Tampa Bay’s top three cornerbacks are clear, and they are in good position to be the top three corners in Tampa Bay for the foreseeable future. Carlton Davis III took a huge leap forward this season, and will be a coveted free agent in 2022 if the Bucs let him hit the market, while Sean Murphy-Bunting joined White as key late bloomers for the team in the playoffs. If Murphy-Bunting and Jamel Dean can continue their upward trajectory, this could be a terrifying cornerback room for the next few seasons in Tampa Bay.
As for CB4, Ross Cockrell’s 272 snaps were key for the Bucs this season, and Bruce Arians has made it clear he would love to have Cockrell back in the fold. The question is whether Cockrell sees more playing time elsewhere, after not generating a ton of interest from teams this past offseason.

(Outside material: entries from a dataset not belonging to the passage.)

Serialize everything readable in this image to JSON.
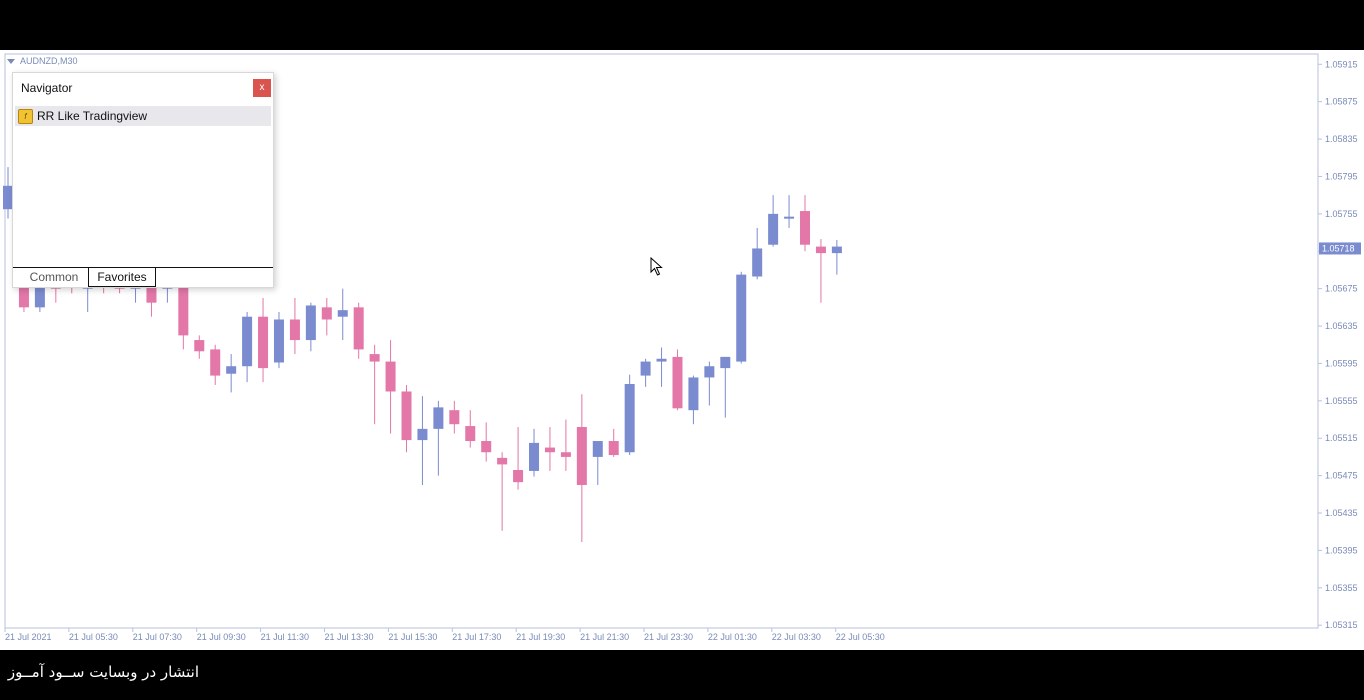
{
  "chart_window": {
    "title": "AUDNZD,M30",
    "current_price_label": "1.05718"
  },
  "navigator": {
    "title": "Navigator",
    "close_label": "x",
    "items": [
      {
        "label": "RR Like Tradingview",
        "icon": "indicator-icon"
      }
    ],
    "tabs": [
      {
        "label": "Common"
      },
      {
        "label": "Favorites",
        "active": true
      }
    ]
  },
  "footer": {
    "text": "انتشار در وبسایت ســود آمــوز"
  },
  "colors": {
    "bull": "#7b8bd0",
    "bear": "#e277a8",
    "axis_text": "#7a8ab8",
    "price_label_bg": "#7b8bd0",
    "close_button": "#d9534f"
  },
  "chart_data": {
    "type": "candlestick",
    "symbol": "AUDNZD",
    "timeframe": "M30",
    "y_ticks": [
      "1.05915",
      "1.05875",
      "1.05835",
      "1.05795",
      "1.05755",
      "1.05715",
      "1.05675",
      "1.05635",
      "1.05595",
      "1.05555",
      "1.05515",
      "1.05475",
      "1.05435",
      "1.05395",
      "1.05355",
      "1.05315"
    ],
    "ylim": [
      1.05312,
      1.05926
    ],
    "x_labels": [
      "21 Jul 2021",
      "21 Jul 05:30",
      "21 Jul 07:30",
      "21 Jul 09:30",
      "21 Jul 11:30",
      "21 Jul 13:30",
      "21 Jul 15:30",
      "21 Jul 17:30",
      "21 Jul 19:30",
      "21 Jul 21:30",
      "21 Jul 23:30",
      "22 Jul 01:30",
      "22 Jul 03:30",
      "22 Jul 05:30"
    ],
    "current_price": 1.05718,
    "candles": [
      {
        "o": 1.0576,
        "h": 1.05805,
        "l": 1.0575,
        "c": 1.05785
      },
      {
        "o": 1.05685,
        "h": 1.057,
        "l": 1.0565,
        "c": 1.05655
      },
      {
        "o": 1.05655,
        "h": 1.05705,
        "l": 1.0565,
        "c": 1.0569
      },
      {
        "o": 1.0569,
        "h": 1.057,
        "l": 1.0566,
        "c": 1.05675
      },
      {
        "o": 1.0569,
        "h": 1.057,
        "l": 1.0567,
        "c": 1.05685
      },
      {
        "o": 1.05675,
        "h": 1.057,
        "l": 1.0565,
        "c": 1.05688
      },
      {
        "o": 1.0569,
        "h": 1.057,
        "l": 1.0567,
        "c": 1.05688
      },
      {
        "o": 1.0569,
        "h": 1.057,
        "l": 1.0567,
        "c": 1.05675
      },
      {
        "o": 1.05675,
        "h": 1.057,
        "l": 1.0566,
        "c": 1.05685
      },
      {
        "o": 1.0568,
        "h": 1.05695,
        "l": 1.05645,
        "c": 1.0566
      },
      {
        "o": 1.05675,
        "h": 1.057,
        "l": 1.0566,
        "c": 1.0569
      },
      {
        "o": 1.0569,
        "h": 1.057,
        "l": 1.0561,
        "c": 1.05625
      },
      {
        "o": 1.0562,
        "h": 1.05625,
        "l": 1.056,
        "c": 1.05608
      },
      {
        "o": 1.0561,
        "h": 1.05615,
        "l": 1.05572,
        "c": 1.05582
      },
      {
        "o": 1.05584,
        "h": 1.05605,
        "l": 1.05564,
        "c": 1.05592
      },
      {
        "o": 1.05592,
        "h": 1.0565,
        "l": 1.05575,
        "c": 1.05645
      },
      {
        "o": 1.05645,
        "h": 1.05665,
        "l": 1.05575,
        "c": 1.0559
      },
      {
        "o": 1.05596,
        "h": 1.0565,
        "l": 1.0559,
        "c": 1.05642
      },
      {
        "o": 1.05642,
        "h": 1.05665,
        "l": 1.05605,
        "c": 1.0562
      },
      {
        "o": 1.0562,
        "h": 1.0566,
        "l": 1.05608,
        "c": 1.05657
      },
      {
        "o": 1.05655,
        "h": 1.05665,
        "l": 1.05625,
        "c": 1.05642
      },
      {
        "o": 1.05645,
        "h": 1.05675,
        "l": 1.0562,
        "c": 1.05652
      },
      {
        "o": 1.05655,
        "h": 1.0566,
        "l": 1.056,
        "c": 1.0561
      },
      {
        "o": 1.05605,
        "h": 1.05615,
        "l": 1.0553,
        "c": 1.05597
      },
      {
        "o": 1.05597,
        "h": 1.0562,
        "l": 1.0552,
        "c": 1.05565
      },
      {
        "o": 1.05565,
        "h": 1.05572,
        "l": 1.055,
        "c": 1.05513
      },
      {
        "o": 1.05513,
        "h": 1.0556,
        "l": 1.05465,
        "c": 1.05525
      },
      {
        "o": 1.05525,
        "h": 1.05555,
        "l": 1.05475,
        "c": 1.05548
      },
      {
        "o": 1.05545,
        "h": 1.05555,
        "l": 1.0552,
        "c": 1.0553
      },
      {
        "o": 1.05528,
        "h": 1.05545,
        "l": 1.05505,
        "c": 1.05512
      },
      {
        "o": 1.05512,
        "h": 1.05532,
        "l": 1.0549,
        "c": 1.055
      },
      {
        "o": 1.05494,
        "h": 1.055,
        "l": 1.05416,
        "c": 1.05487
      },
      {
        "o": 1.05481,
        "h": 1.05527,
        "l": 1.0546,
        "c": 1.05468
      },
      {
        "o": 1.0548,
        "h": 1.05525,
        "l": 1.05474,
        "c": 1.0551
      },
      {
        "o": 1.05505,
        "h": 1.05527,
        "l": 1.0548,
        "c": 1.055
      },
      {
        "o": 1.055,
        "h": 1.05535,
        "l": 1.0548,
        "c": 1.05495
      },
      {
        "o": 1.05527,
        "h": 1.05562,
        "l": 1.05404,
        "c": 1.05465
      },
      {
        "o": 1.05495,
        "h": 1.0551,
        "l": 1.05465,
        "c": 1.05512
      },
      {
        "o": 1.05512,
        "h": 1.05525,
        "l": 1.05495,
        "c": 1.05497
      },
      {
        "o": 1.055,
        "h": 1.05583,
        "l": 1.05497,
        "c": 1.05573
      },
      {
        "o": 1.05582,
        "h": 1.056,
        "l": 1.0557,
        "c": 1.05597
      },
      {
        "o": 1.05597,
        "h": 1.05612,
        "l": 1.0557,
        "c": 1.056
      },
      {
        "o": 1.05602,
        "h": 1.0561,
        "l": 1.05545,
        "c": 1.05547
      },
      {
        "o": 1.05545,
        "h": 1.05582,
        "l": 1.0553,
        "c": 1.0558
      },
      {
        "o": 1.0558,
        "h": 1.05597,
        "l": 1.0555,
        "c": 1.05592
      },
      {
        "o": 1.0559,
        "h": 1.05602,
        "l": 1.05537,
        "c": 1.05602
      },
      {
        "o": 1.05597,
        "h": 1.05693,
        "l": 1.05595,
        "c": 1.0569
      },
      {
        "o": 1.05688,
        "h": 1.0574,
        "l": 1.05685,
        "c": 1.05718
      },
      {
        "o": 1.05722,
        "h": 1.05775,
        "l": 1.0572,
        "c": 1.05755
      },
      {
        "o": 1.0575,
        "h": 1.05775,
        "l": 1.0574,
        "c": 1.05752
      },
      {
        "o": 1.05758,
        "h": 1.05775,
        "l": 1.05715,
        "c": 1.05722
      },
      {
        "o": 1.0572,
        "h": 1.05728,
        "l": 1.0566,
        "c": 1.05713
      },
      {
        "o": 1.05713,
        "h": 1.05727,
        "l": 1.0569,
        "c": 1.0572
      }
    ]
  }
}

At safety, Antoine Winfield Jr. had the second-most snaps on the defense after David, and will be the team’s starting free safety for the foreseeable future. Jordan Whitehead’s 1,119 snaps seem to indicate he’ll return as Winfield’s running mate, but Mike Edwards was so impactful in 320 snaps that it seems difficult to keep him on the bench. It should be an interesting camp battle between Edwards and Whitehead this summer, and if Edwards wins the job we could see Winfield play more in the slot and in the box next season.
Either way, Tampa Bay’s safety room looks like one of the deeper groups in the league for next season.
This is where the most change will likely occur on the entire Bucs roster in 2021, as Ndamukong Suh, Steve McLendon, Rakeem Nunez-Roches and Shaq Barrett are all set to be free agents. Suh (34) and McLendon (35) were the oldest defensive tackles in the league to take a snap this season, so they could opt to retire and go out on top. Suh could also opt to return on another one-year deal, but he’s recently married with twins on the way and has made a ton of money in the league already, as well as being well-positioned financially outside of football as well.
If Suh does walk away, that’s almost 1,000 snaps the Bucs have to replace next to Vita Vea and Will Gholston. Even if Nunez-Roches does return, it should be in a depth role, and not as Vea’s running mate on the interior on passing downs. And even if Suh returns, his age should keep defensive tackle as the team’s primary need this off